Please retype the records below exactly as they appear, but leave out the pictures.

§ §

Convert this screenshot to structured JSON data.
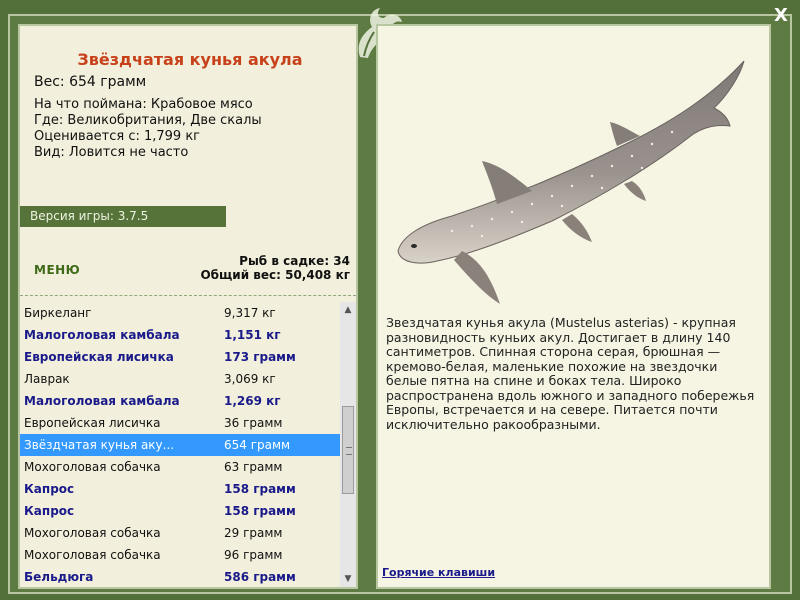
{
  "fish": {
    "title": "Звёздчатая кунья акула",
    "weight": "Вес: 654 грамм",
    "bait": "На что поймана: Крабовое мясо",
    "location": "Где: Великобритания, Две скалы",
    "value": "Оценивается с: 1,799 кг",
    "rarity": "Вид: Ловится не часто"
  },
  "version": "Версия игры: 3.7.5",
  "menu_label": "МЕНЮ",
  "stats": {
    "fish_count": "Рыб в садке: 34",
    "total_weight": "Общий вес: 50,408 кг"
  },
  "catch_list": [
    {
      "name": "Биркеланг",
      "weight": "9,317 кг",
      "bold": false,
      "selected": false
    },
    {
      "name": "Малоголовая камбала",
      "weight": "1,151 кг",
      "bold": true,
      "selected": false
    },
    {
      "name": "Европейская лисичка",
      "weight": "173 грамм",
      "bold": true,
      "selected": false
    },
    {
      "name": "Лаврак",
      "weight": "3,069 кг",
      "bold": false,
      "selected": false
    },
    {
      "name": "Малоголовая камбала",
      "weight": "1,269 кг",
      "bold": true,
      "selected": false
    },
    {
      "name": "Европейская лисичка",
      "weight": "36 грамм",
      "bold": false,
      "selected": false
    },
    {
      "name": "Звёздчатая кунья аку...",
      "weight": "654 грамм",
      "bold": false,
      "selected": true
    },
    {
      "name": "Мохоголовая собачка",
      "weight": "63 грамм",
      "bold": false,
      "selected": false
    },
    {
      "name": "Капрос",
      "weight": "158 грамм",
      "bold": true,
      "selected": false
    },
    {
      "name": "Капрос",
      "weight": "158 грамм",
      "bold": true,
      "selected": false
    },
    {
      "name": "Мохоголовая собачка",
      "weight": "29 грамм",
      "bold": false,
      "selected": false
    },
    {
      "name": "Мохоголовая собачка",
      "weight": "96 грамм",
      "bold": false,
      "selected": false
    },
    {
      "name": "Бельдюга",
      "weight": "586 грамм",
      "bold": true,
      "selected": false
    }
  ],
  "description": "Звездчатая кунья акула (Mustelus asterias) - крупная разновидность куньих акул. Достигает в длину 140 сантиметров. Спинная сторона серая, брюшная — кремово-белая, маленькие похожие на звездочки белые пятна на спине и боках тела. Широко распространена вдоль южного и западного побережья Европы, встречается и на севере. Питается почти исключительно ракообразными.",
  "hotkeys_label": "Горячие клавиши",
  "close_label": "X",
  "colors": {
    "frame": "#54703a",
    "panel": "#f2f0dc",
    "title": "#c7411b",
    "link": "#1a1a8a",
    "selection": "#3399ff"
  },
  "icons": [
    "close-icon",
    "dragon-logo-icon",
    "scroll-up-icon",
    "scroll-down-icon"
  ]
}
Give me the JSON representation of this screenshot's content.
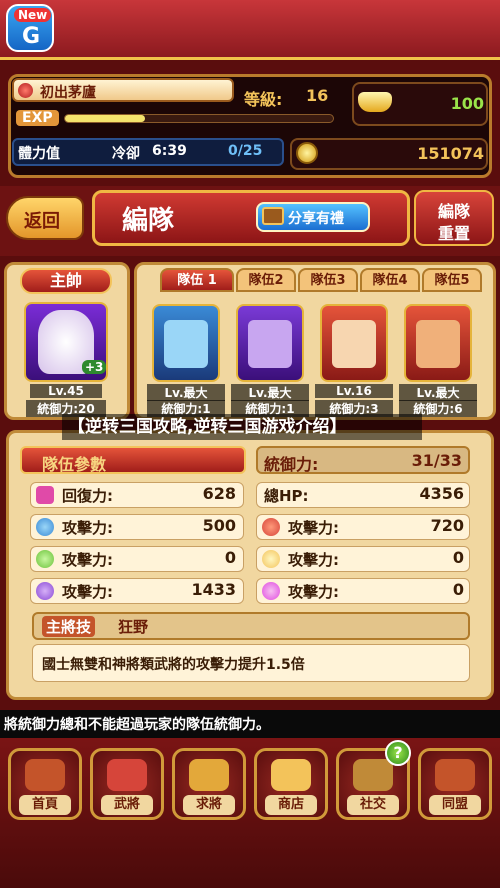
{
  "app": {
    "new_badge_label": "New",
    "new_badge_glyph": "G"
  },
  "status": {
    "player_name": "初出茅廬",
    "exp_label": "EXP",
    "exp_progress": 0.3,
    "level_label": "等級:",
    "level_value": "16",
    "ingot_value": "100",
    "stamina_label": "體力值",
    "cooldown_label": "冷卻",
    "cooldown_time": "6:39",
    "stamina_value": "0/25",
    "coin_value": "151074"
  },
  "header": {
    "back_label": "返回",
    "title": "編隊",
    "share_label": "分享有禮",
    "reset_label_line1": "編隊",
    "reset_label_line2": "重置"
  },
  "leader": {
    "header": "主帥",
    "badge": "+3",
    "level": "Lv.45",
    "command": "統御力:20"
  },
  "tabs": [
    "隊伍 1",
    "隊伍2",
    "隊伍3",
    "隊伍4",
    "隊伍5"
  ],
  "members": [
    {
      "level": "Lv.最大",
      "command": "統御力:1",
      "color": "#3a8ad6"
    },
    {
      "level": "Lv.最大",
      "command": "統御力:1",
      "color": "#7a3ad6"
    },
    {
      "level": "Lv.16",
      "command": "統御力:3",
      "color": "#d6453a"
    },
    {
      "level": "Lv.最大",
      "command": "統御力:6",
      "color": "#d6453a"
    }
  ],
  "overlay_title": "【逆转三国攻略,逆转三国游戏介绍】",
  "stats": {
    "params_title": "隊伍參數",
    "command_label": "統御力:",
    "command_value": "31/33",
    "rows": [
      {
        "label": "回復力:",
        "value": "628",
        "color": "#e04aa8"
      },
      {
        "label": "總HP:",
        "value": "4356",
        "color": "#d6453a"
      },
      {
        "label": "攻擊力:",
        "value": "500",
        "color": "#3a8ad6"
      },
      {
        "label": "攻擊力:",
        "value": "720",
        "color": "#d6453a"
      },
      {
        "label": "攻擊力:",
        "value": "0",
        "color": "#6ac23a"
      },
      {
        "label": "攻擊力:",
        "value": "0",
        "color": "#f3c35a"
      },
      {
        "label": "攻擊力:",
        "value": "1433",
        "color": "#8a4ad6"
      },
      {
        "label": "攻擊力:",
        "value": "0",
        "color": "#e04ae0"
      }
    ],
    "skill_label": "主將技",
    "skill_name": "狂野",
    "skill_desc": "國士無雙和神將類武將的攻擊力提升1.5倍"
  },
  "info_text": "將統御力總和不能超過玩家的隊伍統御力。",
  "nav": [
    {
      "label": "首頁",
      "color": "#c4542a"
    },
    {
      "label": "武將",
      "color": "#d6453a"
    },
    {
      "label": "求將",
      "color": "#e3a83a"
    },
    {
      "label": "商店",
      "color": "#f3c35a"
    },
    {
      "label": "社交",
      "color": "#c08a38"
    },
    {
      "label": "同盟",
      "color": "#c4542a"
    }
  ],
  "help_badge": "?"
}
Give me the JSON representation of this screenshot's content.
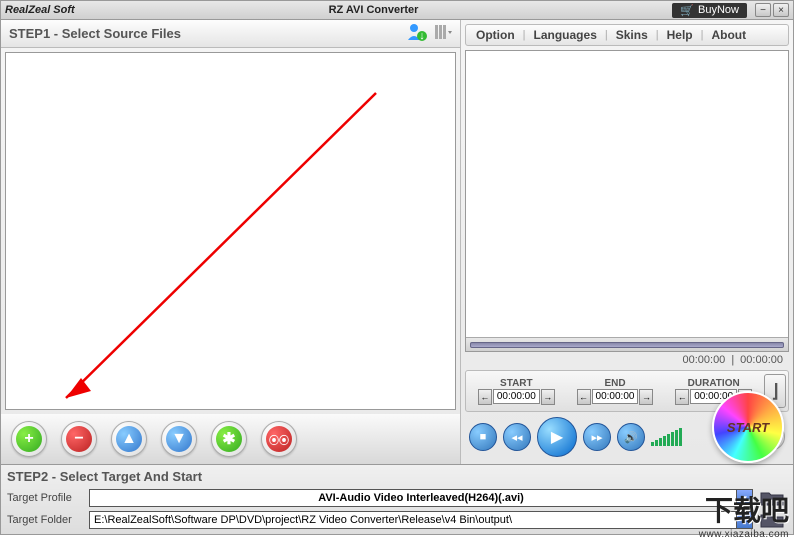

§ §

• **Your solution**
Convert this screenshot to structured JSON data.
{
  "fish": {
    "title": "Звёздчатая кунья акула",
    "weight": "Вес: 654 грамм",
    "bait": "На что поймана: Крабовое мясо",
    "location": "Где: Великобритания, Две скалы",
    "value": "Оценивается с: 1,799 кг",
    "rarity": "Вид: Ловится не часто"
  },
  "version": "Версия игры: 3.7.5",
  "menu_label": "МЕНЮ",
  "stats": {
    "fish_count": "Рыб в садке: 34",
    "total_weight": "Общий вес: 50,408 кг"
  },
  "catch_list": [
    {
      "name": "Биркеланг",
      "weight": "9,317 кг",
      "bold": false,
      "selected": false
    },
    {
      "name": "Малоголовая камбала",
      "weight": "1,151 кг",
      "bold": true,
      "selected": false
    },
    {
      "name": "Европейская лисичка",
      "weight": "173 грамм",
      "bold": true,
      "selected": false
    },
    {
      "name": "Лаврак",
      "weight": "3,069 кг",
      "bold": false,
      "selected": false
    },
    {
      "name": "Малоголовая камбала",
      "weight": "1,269 кг",
      "bold": true,
      "selected": false
    },
    {
      "name": "Европейская лисичка",
      "weight": "36 грамм",
      "bold": false,
      "selected": false
    },
    {
      "name": "Звёздчатая кунья аку...",
      "weight": "654 грамм",
      "bold": false,
      "selected": true
    },
    {
      "name": "Мохоголовая собачка",
      "weight": "63 грамм",
      "bold": false,
      "selected": false
    },
    {
      "name": "Капрос",
      "weight": "158 грамм",
      "bold": true,
      "selected": false
    },
    {
      "name": "Капрос",
      "weight": "158 грамм",
      "bold": true,
      "selected": false
    },
    {
      "name": "Мохоголовая собачка",
      "weight": "29 грамм",
      "bold": false,
      "selected": false
    },
    {
      "name": "Мохоголовая собачка",
      "weight": "96 грамм",
      "bold": false,
      "selected": false
    },
    {
      "name": "Бельдюга",
      "weight": "586 грамм",
      "bold": true,
      "selected": false
    }
  ],
  "description": "Звездчатая кунья акула (Mustelus asterias) - крупная разновидность куньих акул. Достигает в длину 140 сантиметров. Спинная сторона серая, брюшная — кремово-белая, маленькие похожие на звездочки белые пятна на спине и боках тела. Широко распространена вдоль южного и западного побережья Европы, встречается и на севере. Питается почти исключительно ракообразными.",
  "hotkeys_label": "Горячие клавиши",
  "close_label": "X",
  "colors": {
    "frame": "#54703a",
    "panel": "#f2f0dc",
    "title": "#c7411b",
    "link": "#1a1a8a",
    "selection": "#3399ff"
  },
  "icons": [
    "close-icon",
    "dragon-logo-icon",
    "scroll-up-icon",
    "scroll-down-icon"
  ]
}
Give me the JSON representation of this screenshot's content.
{
  "app": {
    "new_badge_label": "New",
    "new_badge_glyph": "G"
  },
  "status": {
    "player_name": "初出茅廬",
    "exp_label": "EXP",
    "exp_progress": 0.3,
    "level_label": "等級:",
    "level_value": "16",
    "ingot_value": "100",
    "stamina_label": "體力值",
    "cooldown_label": "冷卻",
    "cooldown_time": "6:39",
    "stamina_value": "0/25",
    "coin_value": "151074"
  },
  "header": {
    "back_label": "返回",
    "title": "編隊",
    "share_label": "分享有禮",
    "reset_label_line1": "編隊",
    "reset_label_line2": "重置"
  },
  "leader": {
    "header": "主帥",
    "badge": "+3",
    "level": "Lv.45",
    "command": "統御力:20"
  },
  "tabs": [
    "隊伍 1",
    "隊伍2",
    "隊伍3",
    "隊伍4",
    "隊伍5"
  ],
  "members": [
    {
      "level": "Lv.最大",
      "command": "統御力:1",
      "color": "#3a8ad6"
    },
    {
      "level": "Lv.最大",
      "command": "統御力:1",
      "color": "#7a3ad6"
    },
    {
      "level": "Lv.16",
      "command": "統御力:3",
      "color": "#d6453a"
    },
    {
      "level": "Lv.最大",
      "command": "統御力:6",
      "color": "#d6453a"
    }
  ],
  "overlay_title": "【逆转三国攻略,逆转三国游戏介绍】",
  "stats": {
    "params_title": "隊伍參數",
    "command_label": "統御力:",
    "command_value": "31/33",
    "rows": [
      {
        "label": "回復力:",
        "value": "628",
        "color": "#e04aa8"
      },
      {
        "label": "總HP:",
        "value": "4356",
        "color": "#d6453a"
      },
      {
        "label": "攻擊力:",
        "value": "500",
        "color": "#3a8ad6"
      },
      {
        "label": "攻擊力:",
        "value": "720",
        "color": "#d6453a"
      },
      {
        "label": "攻擊力:",
        "value": "0",
        "color": "#6ac23a"
      },
      {
        "label": "攻擊力:",
        "value": "0",
        "color": "#f3c35a"
      },
      {
        "label": "攻擊力:",
        "value": "1433",
        "color": "#8a4ad6"
      },
      {
        "label": "攻擊力:",
        "value": "0",
        "color": "#e04ae0"
      }
    ],
    "skill_label": "主將技",
    "skill_name": "狂野",
    "skill_desc": "國士無雙和神將類武將的攻擊力提升1.5倍"
  },
  "info_text": "將統御力總和不能超過玩家的隊伍統御力。",
  "nav": [
    {
      "label": "首頁",
      "color": "#c4542a"
    },
    {
      "label": "武將",
      "color": "#d6453a"
    },
    {
      "label": "求將",
      "color": "#e3a83a"
    },
    {
      "label": "商店",
      "color": "#f3c35a"
    },
    {
      "label": "社交",
      "color": "#c08a38"
    },
    {
      "label": "同盟",
      "color": "#c4542a"
    }
  ],
  "help_badge": "?"
}
Give me the JSON representation of this screenshot's content.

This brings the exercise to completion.